He lives with his mother, wife and two children in Gurgaon. His father , who also had a Government job,died when he was very young. He had to struggle hard and long, with many sacrifices to get his present job. It seems he actually wanted to be an engineer. His mother has studied only till Class 4 but she wanted an educated daughter-in-law. Dowry was of no concern and also wasn’t taken. It was his mother who encouraged his wife to take up a job soon after her son was born! So much for the oft quoted tyranny of a mother-in-law!
The couple’s second child is an adopted daughter. The idea to adopt the child was his wife’s. They had gone to attend the marriage of a distant relative.Amidst the festivities and laughter, a little girl sat forlornly. Her mother had not dressed her up, like the other little girls, for her mother was no more. Her father served in the Army and was hardly ever home. She lived in the ancestral home, most of the times forgotten by all. Troubled by this, Prem Singh’s wife asked him and her mother-in-law whether they could adopt her ? Both said yes. Apparently, Prem Singh was taunted about this by his cronies. Regarding his virility ! His mother also received flak from relatives for adopting a girl child. At least, you should have got another son, she was told!

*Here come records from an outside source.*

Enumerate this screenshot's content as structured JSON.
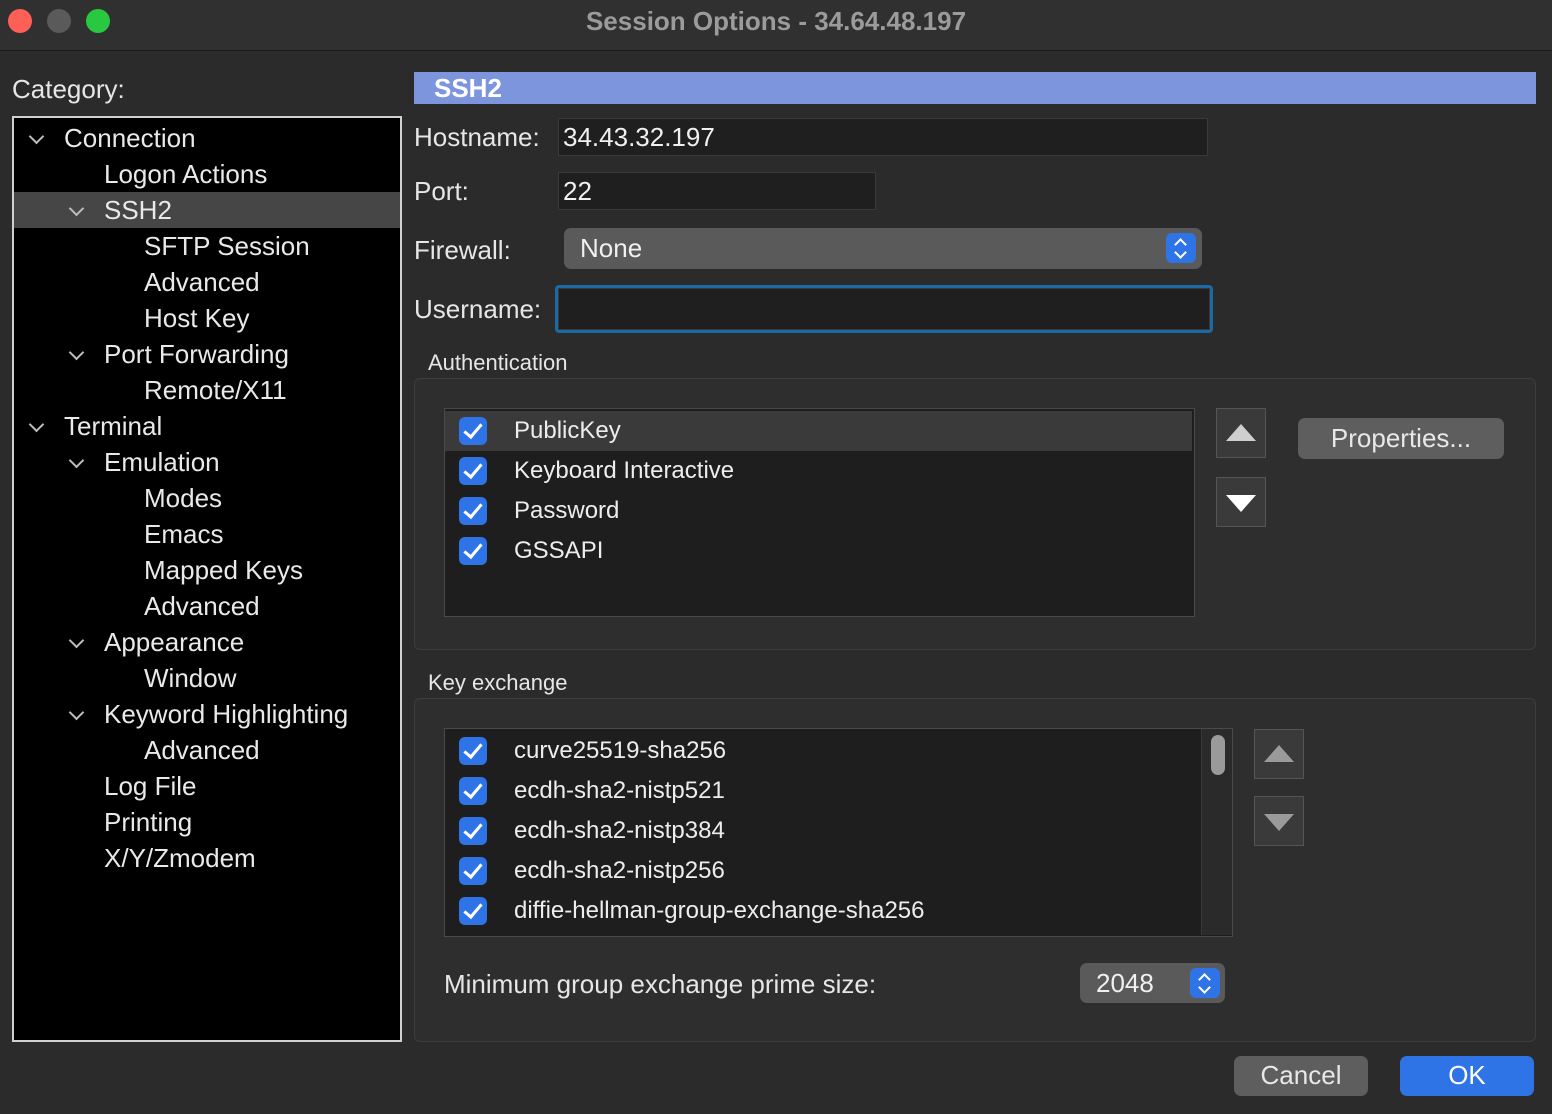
{
  "window": {
    "title": "Session Options - 34.64.48.197"
  },
  "category": {
    "label": "Category:",
    "items": [
      {
        "label": "Connection",
        "level": 0,
        "expandable": true
      },
      {
        "label": "Logon Actions",
        "level": 1,
        "expandable": false
      },
      {
        "label": "SSH2",
        "level": 1,
        "expandable": true,
        "selected": true
      },
      {
        "label": "SFTP Session",
        "level": 2,
        "expandable": false
      },
      {
        "label": "Advanced",
        "level": 2,
        "expandable": false
      },
      {
        "label": "Host Key",
        "level": 2,
        "expandable": false
      },
      {
        "label": "Port Forwarding",
        "level": 1,
        "expandable": true
      },
      {
        "label": "Remote/X11",
        "level": 2,
        "expandable": false
      },
      {
        "label": "Terminal",
        "level": 0,
        "expandable": true
      },
      {
        "label": "Emulation",
        "level": 1,
        "expandable": true
      },
      {
        "label": "Modes",
        "level": 2,
        "expandable": false
      },
      {
        "label": "Emacs",
        "level": 2,
        "expandable": false
      },
      {
        "label": "Mapped Keys",
        "level": 2,
        "expandable": false
      },
      {
        "label": "Advanced",
        "level": 2,
        "expandable": false
      },
      {
        "label": "Appearance",
        "level": 1,
        "expandable": true
      },
      {
        "label": "Window",
        "level": 2,
        "expandable": false
      },
      {
        "label": "Keyword Highlighting",
        "level": 1,
        "expandable": true
      },
      {
        "label": "Advanced",
        "level": 2,
        "expandable": false
      },
      {
        "label": "Log File",
        "level": 1,
        "expandable": false
      },
      {
        "label": "Printing",
        "level": 1,
        "expandable": false
      },
      {
        "label": "X/Y/Zmodem",
        "level": 1,
        "expandable": false
      }
    ]
  },
  "panel": {
    "header": "SSH2",
    "hostname": {
      "label": "Hostname:",
      "value": "34.43.32.197"
    },
    "port": {
      "label": "Port:",
      "value": "22"
    },
    "firewall": {
      "label": "Firewall:",
      "value": "None"
    },
    "username": {
      "label": "Username:",
      "value": ""
    }
  },
  "authentication": {
    "label": "Authentication",
    "methods": [
      {
        "label": "PublicKey",
        "checked": true,
        "selected": true
      },
      {
        "label": "Keyboard Interactive",
        "checked": true
      },
      {
        "label": "Password",
        "checked": true
      },
      {
        "label": "GSSAPI",
        "checked": true
      }
    ],
    "properties_label": "Properties..."
  },
  "key_exchange": {
    "label": "Key exchange",
    "items": [
      {
        "label": "curve25519-sha256",
        "checked": true
      },
      {
        "label": "ecdh-sha2-nistp521",
        "checked": true
      },
      {
        "label": "ecdh-sha2-nistp384",
        "checked": true
      },
      {
        "label": "ecdh-sha2-nistp256",
        "checked": true
      },
      {
        "label": "diffie-hellman-group-exchange-sha256",
        "checked": true
      }
    ],
    "prime_size_label": "Minimum group exchange prime size:",
    "prime_size_value": "2048"
  },
  "buttons": {
    "cancel": "Cancel",
    "ok": "OK"
  },
  "colors": {
    "accent": "#2f74e6",
    "header": "#7c95dd",
    "focus": "#1b6aa6"
  }
}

So, here we have : 1) A young man not bothered about taunts/gossip for opting for adoption rather than relying on his ‘mighty’ semen.2) An un-educated, traditional mother-in-law who insists her bahu works, smilingly handles the household chores and supports her desire to adopt a girl child.3) A young mother of a son who doesn’t believe in producing yet another son like most of her friends and peers, but prefers to adopt a lost little girl. Her womanhood and maternal instinct are not insulted by such an act 4). All this happen in patriarchal, male dominated, phallocentric blah blah Haryana 5 ). All these decisions are taken by a family with a relatively low income, education and status in society.
I celebrate the true meaning of freedom, the bigness of their hearts, their courage and grit. Thomas Hardy says “The beggarly question of parentage–what is it, after all? What does it matter, when you come to think of it, whether a child is yours by blood or not? All the little ones of our time are collectively the children of us adults of the time, and entitled to our general care. That excessive regard of parents for their own children, and their dislike of other people’s, is, like class-feeling, patriotism, save-your-own-soul-ism, and other virtues, a mean exclusiveness at bottom” ( Jude, The Obscure)
( From Left to Right: Shakuntala Devi, Renu and Neha)
( Neha, Renu & Jeevan)
I spoke with both the kids on telephone. Neha chirped excitedly.She loves mangoes, potatoes and lady finger;her favorite colour is sky blue; she loves to play kho-kho and read books; she wants to be a doctor. Jeevan, like a typical boy, muttered that he loves playing football and worships Messi.
This Saturday I have been invited to have lunch at their place by Renu & Shakuntala Devi.
‘Ma’am, mujhe pata hai ki aap hamara ghar nahi ayenge’, Prem tells me.( Translation: I know you won’t come to our house). I wish I could quote Shakespeare to him : “His life was gentle, and the elements mixed so well in him that Nature might stand up and say to all the world, “This was a man “. Instead, I tear up a little, smile at him and ask him to ensure he keeps Coke Zero, with lots of ice, for me on Saturday.